▸ **To do**
Repeat the listing below word for word, leaving nothing out.

=== Section Start ===

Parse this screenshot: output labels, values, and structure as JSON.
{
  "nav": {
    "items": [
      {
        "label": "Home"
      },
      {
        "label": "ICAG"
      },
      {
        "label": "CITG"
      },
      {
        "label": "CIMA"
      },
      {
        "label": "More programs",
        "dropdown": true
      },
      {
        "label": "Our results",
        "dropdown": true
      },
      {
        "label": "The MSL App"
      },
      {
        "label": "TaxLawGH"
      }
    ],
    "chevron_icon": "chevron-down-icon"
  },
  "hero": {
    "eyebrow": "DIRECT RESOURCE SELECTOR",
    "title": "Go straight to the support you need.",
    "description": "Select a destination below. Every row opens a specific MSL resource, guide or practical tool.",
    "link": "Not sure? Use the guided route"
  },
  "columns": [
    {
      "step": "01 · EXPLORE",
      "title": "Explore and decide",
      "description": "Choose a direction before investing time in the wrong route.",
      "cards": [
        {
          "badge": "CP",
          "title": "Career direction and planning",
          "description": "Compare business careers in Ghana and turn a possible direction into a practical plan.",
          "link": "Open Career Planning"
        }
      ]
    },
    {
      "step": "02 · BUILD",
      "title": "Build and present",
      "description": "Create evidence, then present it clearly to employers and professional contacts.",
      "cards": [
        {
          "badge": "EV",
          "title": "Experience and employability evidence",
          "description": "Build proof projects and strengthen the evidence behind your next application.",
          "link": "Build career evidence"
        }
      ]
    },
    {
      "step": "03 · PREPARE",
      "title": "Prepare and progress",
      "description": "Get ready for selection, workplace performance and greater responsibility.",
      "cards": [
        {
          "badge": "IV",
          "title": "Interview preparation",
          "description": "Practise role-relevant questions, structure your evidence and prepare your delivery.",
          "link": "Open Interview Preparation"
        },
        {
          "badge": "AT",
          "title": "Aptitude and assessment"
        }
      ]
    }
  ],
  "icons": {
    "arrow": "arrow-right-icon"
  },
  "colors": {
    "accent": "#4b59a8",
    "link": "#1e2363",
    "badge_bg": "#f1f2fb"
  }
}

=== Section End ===

▸ **Exercise result**
Parse this screenshot: output labels, values, and structure as JSON.
{
  "nav": {
    "items": [
      {
        "label": "Home"
      },
      {
        "label": "ICAG"
      },
      {
        "label": "CITG"
      },
      {
        "label": "CIMA"
      },
      {
        "label": "More programs",
        "dropdown": true
      },
      {
        "label": "Our results",
        "dropdown": true
      },
      {
        "label": "The MSL App"
      },
      {
        "label": "TaxLawGH"
      }
    ],
    "chevron_icon": "chevron-down-icon"
  },
  "hero": {
    "eyebrow": "DIRECT RESOURCE SELECTOR",
    "title": "Go straight to the support you need.",
    "description": "Select a destination below. Every row opens a specific MSL resource, guide or practical tool.",
    "link": "Not sure? Use the guided route"
  },
  "columns": [
    {
      "step": "01 · EXPLORE",
      "title": "Explore and decide",
      "description": "Choose a direction before investing time in the wrong route.",
      "cards": [
        {
          "badge": "CP",
          "title": "Career direction and planning",
          "description": "Compare business careers in Ghana and turn a possible direction into a practical plan.",
          "link": "Open Career Planning"
        }
      ]
    },
    {
      "step": "02 · BUILD",
      "title": "Build and present",
      "description": "Create evidence, then present it clearly to employers and professional contacts.",
      "cards": [
        {
          "badge": "EV",
          "title": "Experience and employability evidence",
          "description": "Build proof projects and strengthen the evidence behind your next application.",
          "link": "Build career evidence"
        }
      ]
    },
    {
      "step": "03 · PREPARE",
      "title": "Prepare and progress",
      "description": "Get ready for selection, workplace performance and greater responsibility.",
      "cards": [
        {
          "badge": "IV",
          "title": "Interview preparation",
          "description": "Practise role-relevant questions, structure your evidence and prepare your delivery.",
          "link": "Open Interview Preparation"
        },
        {
          "badge": "AT",
          "title": "Aptitude and assessment"
        }
      ]
    }
  ],
  "icons": {
    "arrow": "arrow-right-icon"
  },
  "colors": {
    "accent": "#4b59a8",
    "link": "#1e2363",
    "badge_bg": "#f1f2fb"
  }
}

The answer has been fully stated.